I’ve been writing posts for calnewport.com since July, 2007. This was soon after I finished all of my coursework and qualifiers for my doctorate at MIT, which I had tackled concurrently with writing and publishing my first two books. Which is all to say that by the summer of 2007 it suddenly seemed like I had a lot of free time on my hands. My solution to this state of affairs? This blog.
In recent days, in a fit of nostalgia, I’ve begun browsing my voluminous archive. I thought it might fun to every once and while briefly revisit a post from the past that I particularly enjoyed.
I’ll start with an entry from January, 2014. It’s titled: “On Quiet Creativity,” and it opens with me talking about hiking the trails near Georgetown’s campus (see above), working on a thorny proof.

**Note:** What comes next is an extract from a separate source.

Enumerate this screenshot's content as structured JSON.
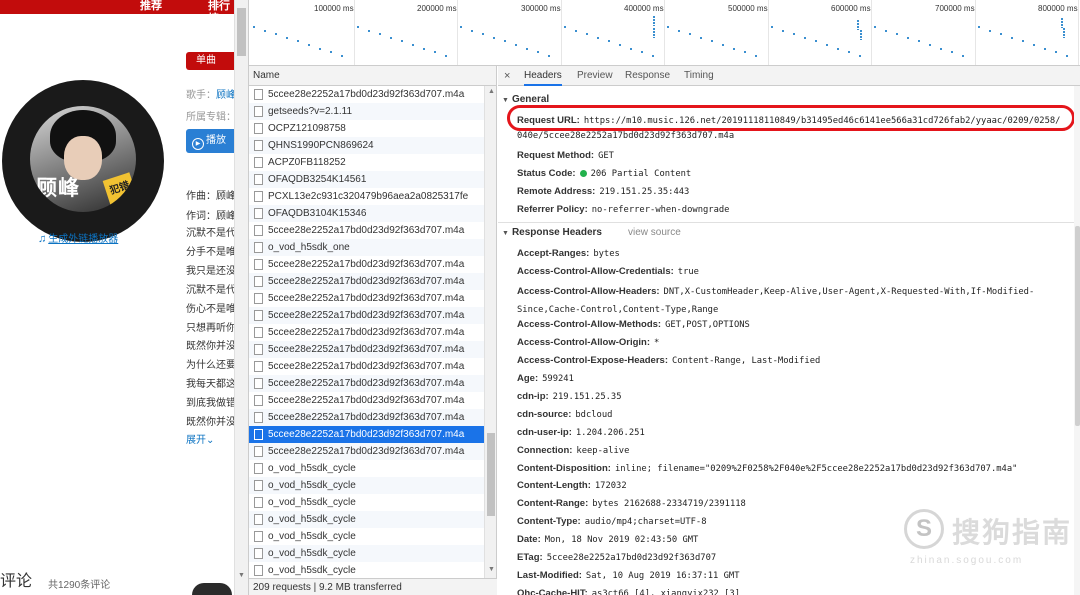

Here’s the thesis I extracted from the experience:
“When I talk about my purposefully disconnected life, a common retort is that I’m missing out on the creative possibilities born of the frequent exposure to new people and ideas delivered through social media and related technologies.
But here’s the thing, for the most part, this is not how high-level creative work is accomplished. It’s not, in other words, lack of input that stymies creative breakthroughs.
What does stands in the way of creative breakthroughs — I’m increasingly convinced — is lack of time spent walking quietly with your thoughts, working and re-working your understanding of a concept in search of new layers of meaning.”
A few reflections on this post:
- When I wrote those words back in 2014, I was getting lots of pushback about the fact that I didn’t use social media. It really did baffle and concern people. Today, my abstention is considered reasonable. It’s amazing how much our society has shifted on this issue.
- I still really believe in the idea of quiet creativity. Gathering inputs is the easy part. It’s the long thinking, and rethinking, then thinking again that’s really needed if you want to produce industrial strength insights.
- I believe (but am not positive), that this is the paper that resulted from the long thinking walks described in that post. It ended up published in October of that year.